If, after you depress the brake pedal, your car fails to slow try pumping the brakes. When you do this, the piston in that master cylinder pressurizes the brake fluid, sending it through the brake lines, and into the pistons located on each wheel. The pressure from those individual pistons engage the brake disc or brake drum, which decelerates the vehicle, bringing it to an eventual or sudden stop, depending on the amount of pressure applied to the brake pedal. By pumping the brakes you will possibly be able to deliver adequate fluid into the entire system and reengage the braking process.
If pumping the brakes doesn’t work, use your emergency brake. That’s what it’s there for, and depending on where you’re driving, this might be your only option. Separate of that, or in the truly unfortunate event that your emergency brake fails to engage, use your transmission. In this case, you want to downshift gear by gear, essentially using the engine for braking action. Plenty of people who drive cars equipped with manual transmission do this simply as part of how they operate the vehicle. Simply drop to a lower gear, allow the car to decelerate and then drop to the next lower gear. As you do this, look around for a potential surface to slow your speed, like a grassy side of the road.
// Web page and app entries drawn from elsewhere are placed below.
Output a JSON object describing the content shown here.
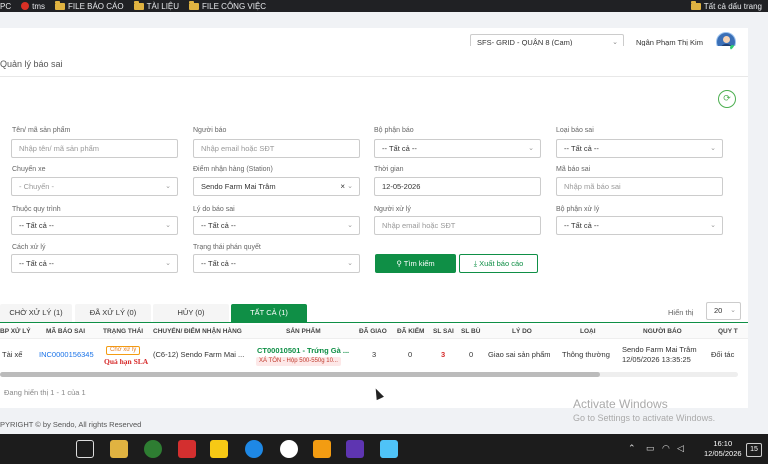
{
  "bookmarks": {
    "items": [
      "PC",
      "tms",
      "FILE BÁO CÁO",
      "TÀI LIỆU",
      "FILE CÔNG VIỆC"
    ],
    "right": "Tất cả dấu trang"
  },
  "header": {
    "store": "SFS- GRID - QUẬN 8 (Cam)",
    "user": "Ngân Phạm Thị Kim"
  },
  "page": {
    "title": "Quản lý báo sai"
  },
  "filters": {
    "product": {
      "label": "Tên/ mã sản phẩm",
      "placeholder": "Nhập tên/ mã sản phẩm"
    },
    "reporter": {
      "label": "Người báo",
      "placeholder": "Nhập email hoặc SĐT"
    },
    "report_dept": {
      "label": "Bộ phận báo",
      "value": "-- Tất cả --"
    },
    "error_type": {
      "label": "Loại báo sai",
      "value": "-- Tất cả --"
    },
    "trip": {
      "label": "Chuyến xe",
      "value": "- Chuyến -"
    },
    "station": {
      "label": "Điểm nhận hàng (Station)",
      "value": "Sendo Farm Mai Trâm"
    },
    "time": {
      "label": "Thời gian",
      "value": "12-05-2026"
    },
    "error_code": {
      "label": "Mã báo sai",
      "placeholder": "Nhập mã báo sai"
    },
    "process": {
      "label": "Thuộc quy trình",
      "value": "-- Tất cả --"
    },
    "reason": {
      "label": "Lý do báo sai",
      "value": "-- Tất cả --"
    },
    "handler": {
      "label": "Người xử lý",
      "placeholder": "Nhập email hoặc SĐT"
    },
    "handler_dept": {
      "label": "Bộ phận xử lý",
      "value": "-- Tất cả --"
    },
    "method": {
      "label": "Cách xử lý",
      "value": "-- Tất cả --"
    },
    "decision": {
      "label": "Trạng thái phán quyết",
      "value": "-- Tất cả --"
    }
  },
  "buttons": {
    "search": "Tìm kiếm",
    "export": "Xuất báo cáo"
  },
  "tabs": [
    {
      "label": "CHỜ XỬ LÝ (1)"
    },
    {
      "label": "ĐÃ XỬ LÝ (0)"
    },
    {
      "label": "HỦY (0)"
    },
    {
      "label": "TẤT CẢ (1)"
    }
  ],
  "pagination": {
    "per_page_label": "Hiển thị",
    "per_page": "20",
    "showing": "Đang hiển thị 1 - 1 của 1"
  },
  "table": {
    "columns": [
      "BP XỬ LÝ",
      "MÃ BÁO SAI",
      "TRẠNG THÁI",
      "CHUYẾN/ ĐIỂM NHẬN HÀNG",
      "SẢN PHẨM",
      "ĐÃ GIAO",
      "ĐÃ KIỂM",
      "SL SAI",
      "SL BÙ",
      "LÝ DO",
      "LOẠI",
      "NGƯỜI BÁO",
      "QUY T"
    ],
    "row": {
      "dept": "Tài xế",
      "code": "INC0000156345",
      "status": "Chờ xử lý",
      "sla": "Quá hạn SLA",
      "trip": "(C6-12) Sendo Farm Mai ...",
      "product_code": "CT00010501 - Trứng Gà ...",
      "product_tag": "XÁ TÔN - Hộp 500-550g 10...",
      "delivered": "3",
      "checked": "0",
      "wrong": "3",
      "compensate": "0",
      "reason": "Giao sai sản phẩm",
      "type": "Thông thường",
      "reporter": "Sendo Farm Mai Trâm",
      "reported_at": "12/05/2026 13:35:25",
      "rule": "Đối tác"
    }
  },
  "footer": "PYRIGHT © by Sendo, All rights Reserved",
  "watermark": {
    "title": "Activate Windows",
    "sub": "Go to Settings to activate Windows."
  },
  "taskbar": {
    "time": "16:10",
    "date": "12/05/2026",
    "notifications": "15"
  }
}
Better yet, see if you can drive uphill, which will naturally slow your speed as well. Finding an flexible structure, something that will yield to the force of the car, versus a pole or cement guardrail, is another strategic move in case you simply cannot stop fast enough before encountering something in your way. You can “scrub” off some speed by driving alongside a barrier, like a fence or even a row of natural hedges.
Granted, this is planning for the absolute worst-case scenario. You can avoid experiencing any issues with or failure from your brakes by paying attention to some symptoms of malfunction.
Identifying Brake Issues By Eye and Ear
A quick peek at your brakes will help you see if the brake pads have worn down too far.
What you want to do is peer through the spaces between the spokes on your wheels and assess the amount of brake pad remaining. It should measure at least one-quarter of an inch. If it doesn’t, schedule an appointment with your mechanic and have your brakes inspected.
If you don’t feel confident in your ability to eyeball the status of your brake pads successfully, then try listening for signs of trouble. Do you hear whining or screeching when you depress the brake pedal? If so, you are likely hearing a brake indicator, a little metallic shim, which signals that your brakes need repair, and possibly even replacement.
Other signs of trouble might result from a delayed response in the braking action, also referred to as “fading.” Another symptom might feel as though the vehicle pulls to one side when braking. This is usually indicative of uneven wear on the brake linings, or a sign that some foreign matter has somehow lodged in the brake fluid.
Any audible metallic alerts signal that your brake pads have worn down to nothing and need to be replaced. Issues with the rotors are evidenced by shaking or vibrating from the vehicle as it decelerates.
For a more thorough explanation of these potential warning signs, click here.
Scheduling Your Next Brake Inspection
In order to ensure the safe operation of your vehicle and the health of your brakes, schedule a professional brake inspection service on an annual basis. Not only will this give you piece of mind on the road, you will also avoid incurring costly repairs by proactively monitoring the condition of your brakes and addressing concerns as they arise. However, if you find that you are already noticing any of the above mentioned signs of trouble, don’t wait. Schedule a brake inspection immediately before the problem worsens. Always consult your vehicle owner’s manual for the recommended service schedule and be mindful of your car’s performance whenever you’re behind the wheel.
When it comes to the safety of you and your passengers, being proactive about your car’s routine maintenance and responding immediately to issues as they arise will take you far.